Zebedee Parkes

"We’re taught in schools about the issues we have to take action for. This is what we’re doing, we’re taking action for those issues."

Tens of thousands of people join Sydney’s School Strike 4 Climate to demand a safe climate future.

Children are off Nauru, Hakeem is back in Australia and parliament has passed the medical evacuation bill. For what feels like the first time in forever, the refugee rights movement is making gains, writes Zebedee Parkes.

The #KidsOffNauru campaign is gaining momentum with a range of protests organised across Australia in recent days.

Dozens of climate activists sprinted across mountains of coal, swarmed a massive coal loader, locked on to critical parts of the machine and shut down the largest coal terminal in the world, in Newcastle on September 15.

Hundreds of thousands of people joined protests around the world on September 8 calling on governments to take serious action on climate change. 

Events over the last few weeks have revealed just how politicised Australia’s immigration policy has become.

Students at universities around Australia are holding protests to demand campuses free from sexual violence on August 1.

It is one year since the release of the Human Right’s Commission “Change the Course” report that found that one in ten women experienced sexual assault while studying in the past two years.

At University of Sydney activists demanded the closure of the colleges, which have a long history of sexual harassment and assault, and to be replaced with affordable student housing.

A wave of humanity that gathered in Sydney’s Town Hall swept past the NSW Labor headquarters and crashed against the Department of Immigration offices.

Thousands of voices defiantly chanted “Bring Them Here” in increasing speed and volume.

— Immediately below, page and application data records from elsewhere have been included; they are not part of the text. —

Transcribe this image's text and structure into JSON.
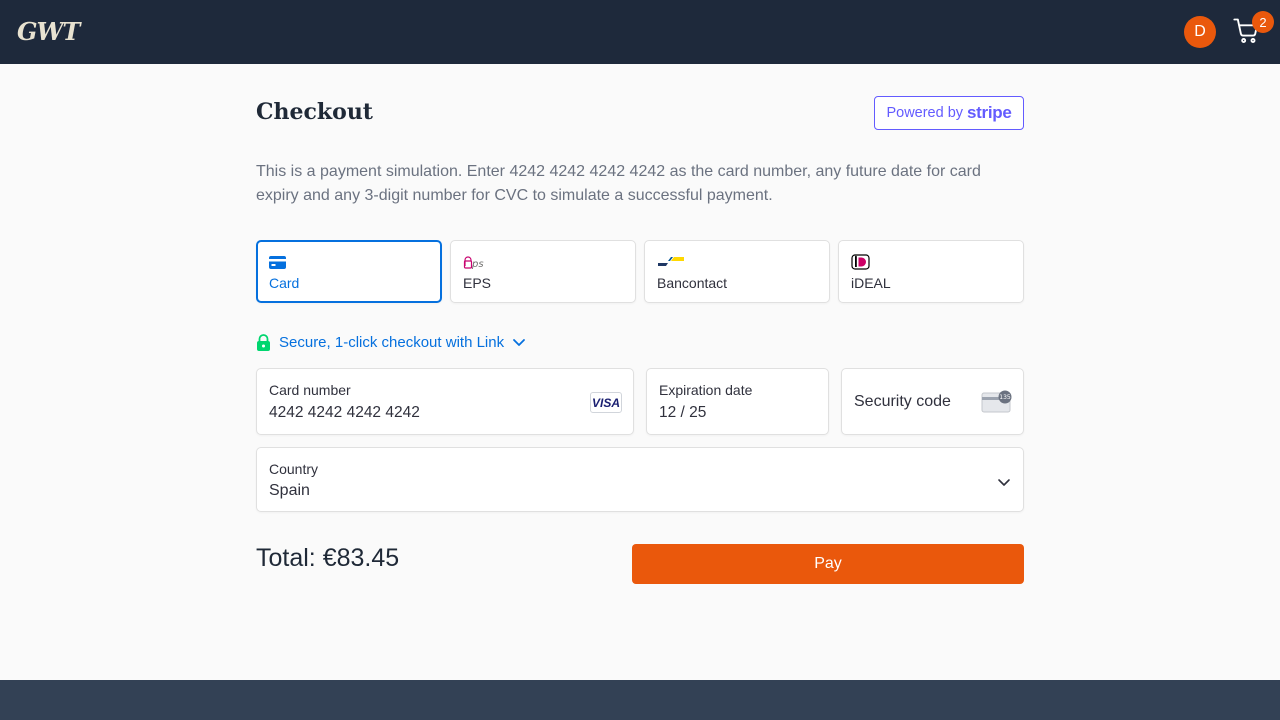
{
  "header": {
    "logo": "GWT",
    "avatar_initial": "D",
    "cart_count": "2",
    "colors": {
      "bar": "#1e293b",
      "accent": "#ea580c"
    }
  },
  "checkout": {
    "title": "Checkout",
    "powered_by": "Powered by",
    "stripe_brand": "stripe",
    "description": "This is a payment simulation. Enter 4242 4242 4242 4242 as the card number, any future date for card expiry and any 3-digit number for CVC to simulate a successful payment."
  },
  "payment_methods": [
    {
      "label": "Card",
      "icon": "card-icon",
      "selected": true
    },
    {
      "label": "EPS",
      "icon": "eps-icon",
      "selected": false
    },
    {
      "label": "Bancontact",
      "icon": "bancontact-icon",
      "selected": false
    },
    {
      "label": "iDEAL",
      "icon": "ideal-icon",
      "selected": false
    }
  ],
  "link": {
    "label": "Secure, 1-click checkout with Link"
  },
  "form": {
    "card_number_label": "Card number",
    "card_number_value": "4242 4242 4242 4242",
    "card_brand": "VISA",
    "expiry_label": "Expiration date",
    "expiry_value": "12 / 25",
    "cvc_placeholder": "Security code",
    "cvc_icon_text": "135",
    "country_label": "Country",
    "country_value": "Spain"
  },
  "summary": {
    "total": "Total: €83.45",
    "pay_label": "Pay"
  },
  "colors": {
    "stripe": "#635bff",
    "link_blue": "#0570de",
    "pay": "#ea580c"
  }
}
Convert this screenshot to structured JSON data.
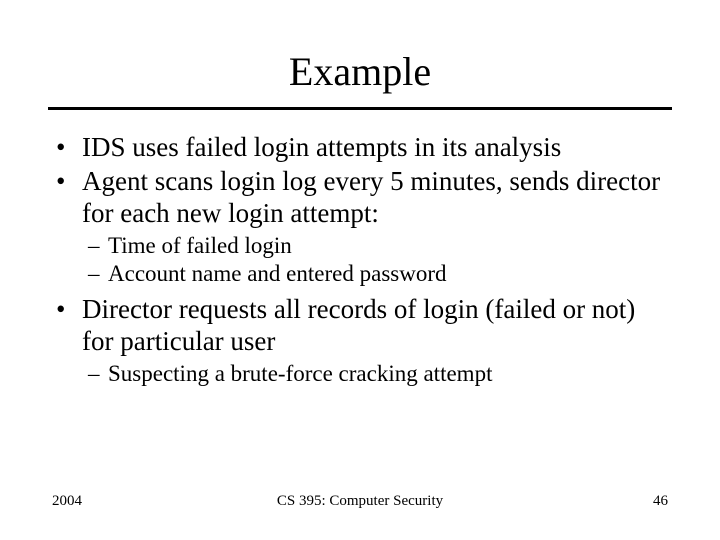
{
  "title": "Example",
  "bullets": [
    {
      "text": "IDS uses failed login attempts in its analysis",
      "subs": []
    },
    {
      "text": "Agent scans login log every 5 minutes, sends director for each new login attempt:",
      "subs": [
        "Time of failed login",
        "Account name and entered password"
      ]
    },
    {
      "text": "Director requests all records of login (failed or not) for particular user",
      "subs": [
        "Suspecting a brute-force cracking attempt"
      ]
    }
  ],
  "footer": {
    "left": "2004",
    "center": "CS 395: Computer Security",
    "right": "46"
  }
}
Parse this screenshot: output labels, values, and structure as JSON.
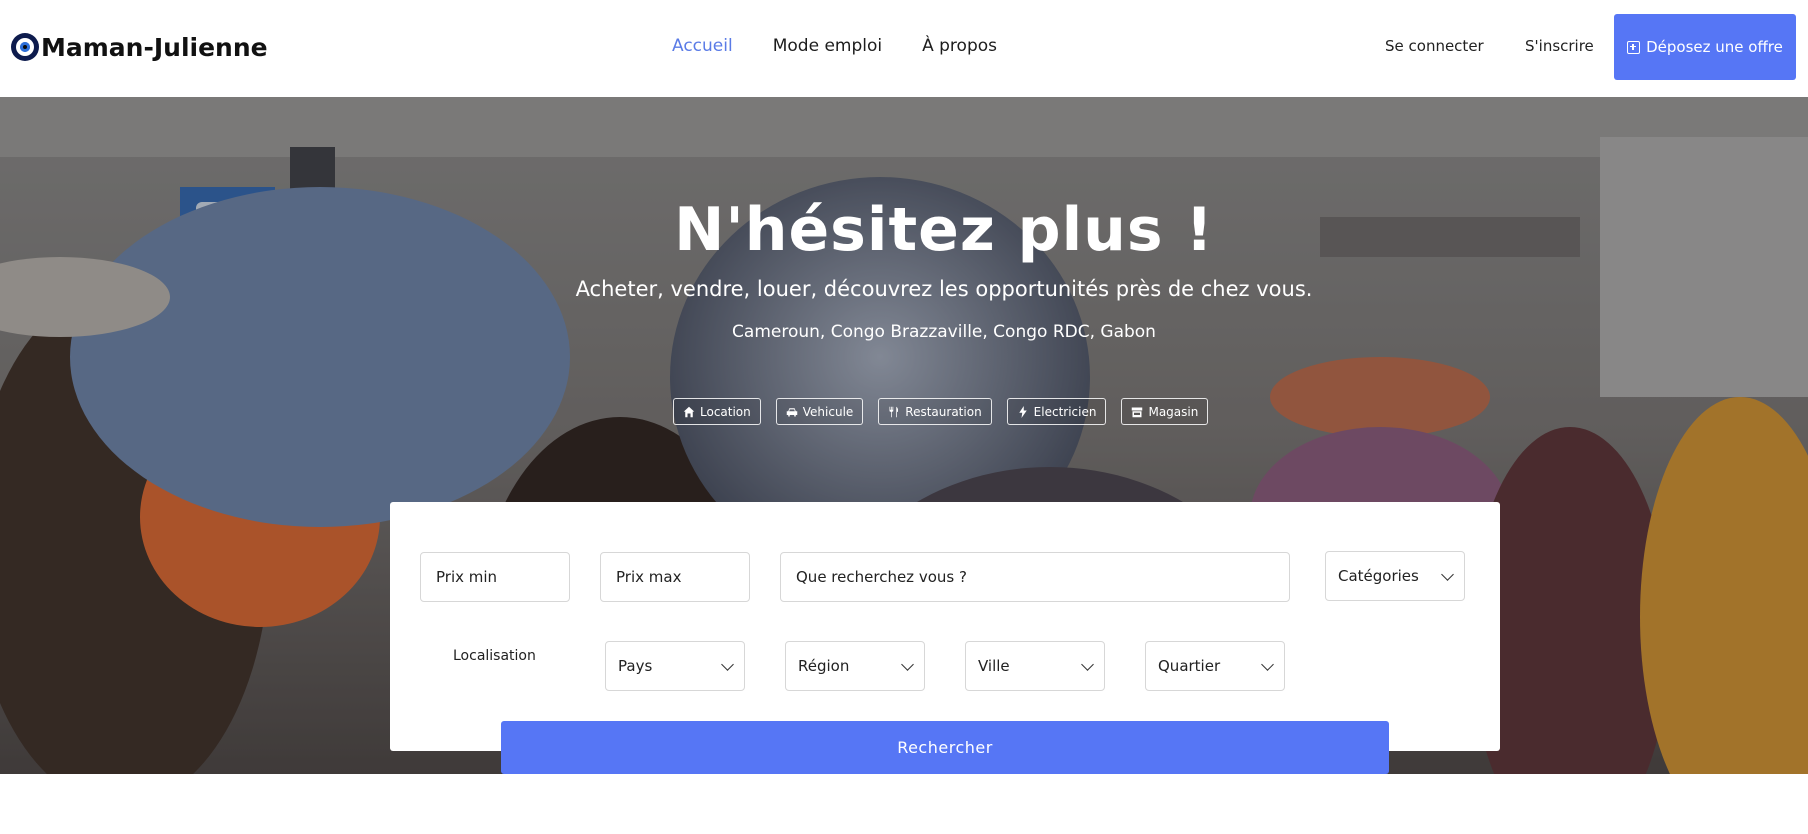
{
  "brand": {
    "name": "Maman-Julienne"
  },
  "nav": {
    "links": [
      {
        "label": "Accueil",
        "active": true
      },
      {
        "label": "Mode emploi",
        "active": false
      },
      {
        "label": "À propos",
        "active": false
      }
    ],
    "login": "Se connecter",
    "signup": "S'inscrire",
    "offer_button": "Déposez une offre"
  },
  "hero": {
    "title": "N'hésitez plus !",
    "subtitle": "Acheter, vendre, louer, découvrez les opportunités près de chez vous.",
    "countries": "Cameroun, Congo Brazzaville, Congo RDC, Gabon",
    "categories": [
      {
        "label": "Location",
        "icon": "home-icon"
      },
      {
        "label": "Vehicule",
        "icon": "car-icon"
      },
      {
        "label": "Restauration",
        "icon": "utensils-icon"
      },
      {
        "label": "Electricien",
        "icon": "bolt-icon"
      },
      {
        "label": "Magasin",
        "icon": "store-icon"
      }
    ]
  },
  "search": {
    "price_min_placeholder": "Prix min",
    "price_max_placeholder": "Prix max",
    "query_placeholder": "Que recherchez vous ?",
    "categories_select": "Catégories",
    "location_label": "Localisation",
    "country_select": "Pays",
    "region_select": "Région",
    "city_select": "Ville",
    "district_select": "Quartier",
    "submit": "Rechercher"
  },
  "colors": {
    "accent": "#5676f5",
    "nav_active": "#5a7be6"
  }
}
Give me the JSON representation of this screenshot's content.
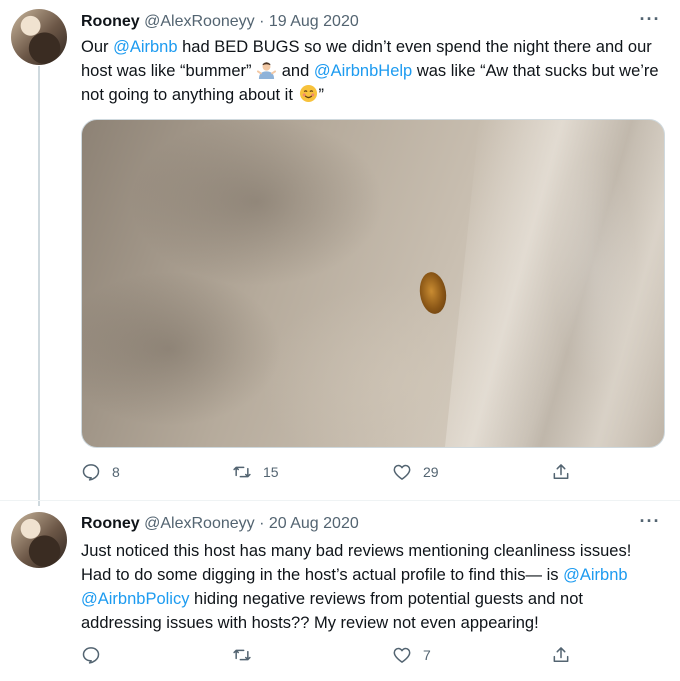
{
  "tweets": [
    {
      "name": "Rooney",
      "handle": "@AlexRooneyy",
      "separator": "·",
      "date": "19 Aug 2020",
      "text": {
        "p1": "Our ",
        "m1": "@Airbnb",
        "p2": " had BED BUGS so we didn’t even spend the night there and our host was like “bummer” ",
        "e1": "man-shrugging-emoji",
        "p3": " and ",
        "m2": "@AirbnbHelp",
        "p4": " was like “Aw that sucks but we’re not going to anything about it ",
        "e2": "smiling-face-emoji",
        "p5": "”"
      },
      "media": "photo of a bed bug on bed sheet",
      "actions": {
        "reply_count": "8",
        "retweet_count": "15",
        "like_count": "29",
        "share_count": ""
      }
    },
    {
      "name": "Rooney",
      "handle": "@AlexRooneyy",
      "separator": "·",
      "date": "20 Aug 2020",
      "text": {
        "p1": "Just noticed this host has many bad reviews mentioning cleanliness issues! Had to do some digging in the host’s actual profile to find this— is ",
        "m1": "@Airbnb",
        "p2": " ",
        "m2": "@AirbnbPolicy",
        "p3": " hiding negative reviews from potential guests and not addressing issues with hosts?? My review not even appearing!"
      },
      "actions": {
        "reply_count": "",
        "retweet_count": "",
        "like_count": "7",
        "share_count": ""
      }
    }
  ],
  "icons": {
    "more": "more-horizontal-icon",
    "reply": "reply-icon",
    "retweet": "retweet-icon",
    "like": "heart-icon",
    "share": "share-icon"
  },
  "colors": {
    "mention": "#1d9bf0",
    "secondary_text": "#536471",
    "thread_line": "#cfd9de"
  }
}
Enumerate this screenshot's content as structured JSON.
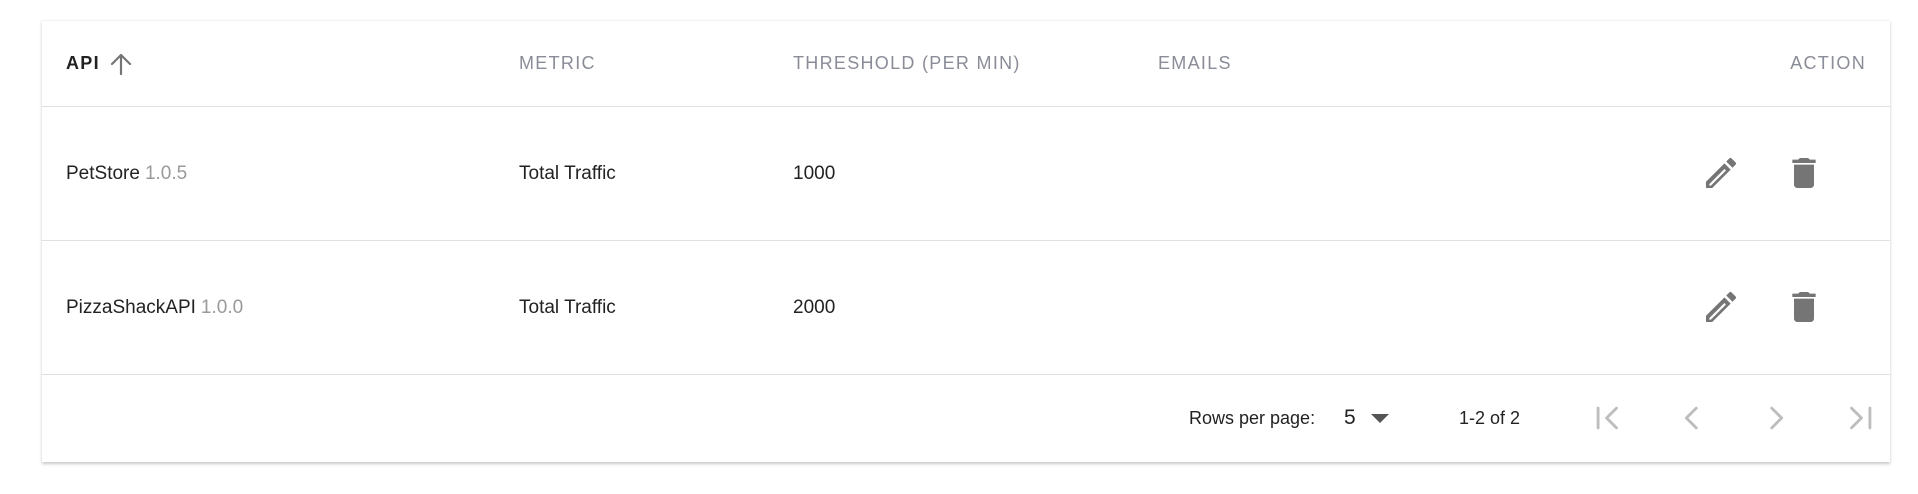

"Bring them here: — in other wards, to offer every person in Australia’s detention centres protection and safety in Australia and the ability to apply for it elsewhere, in countries such as New Zealand. We must start dismantling this cruel, inhumane system.

 

Under the banner #UprootTheSystem students and activists, as part of the Students of Sustainability conference, staged actions in the early hours of Wednesday 11 July to protest corporate, government and university complicity in the cycle of war, climate destruction and abuse of refugees.
 
Activists blockaded and occupied Border Force, BHP and University of Melbourne offices in Melbourne.
 

 

Dozens of creative and disruptive actions were held across Australia under the banner of “drawing a red line” on new coal. Organised by Front Line Action on Coal (FLAC) and local Stop Adani groups, people from Auckland to Melbourne and many regional communities protested outside politicians’ offices, dropped banners over freeways and blockaded coal train lines.

Polls show more than 55% of Australians oppose the Adani coalmine, with about 70% opposing government financial support for it.

Pages

Subscribe to Zebedee Parkes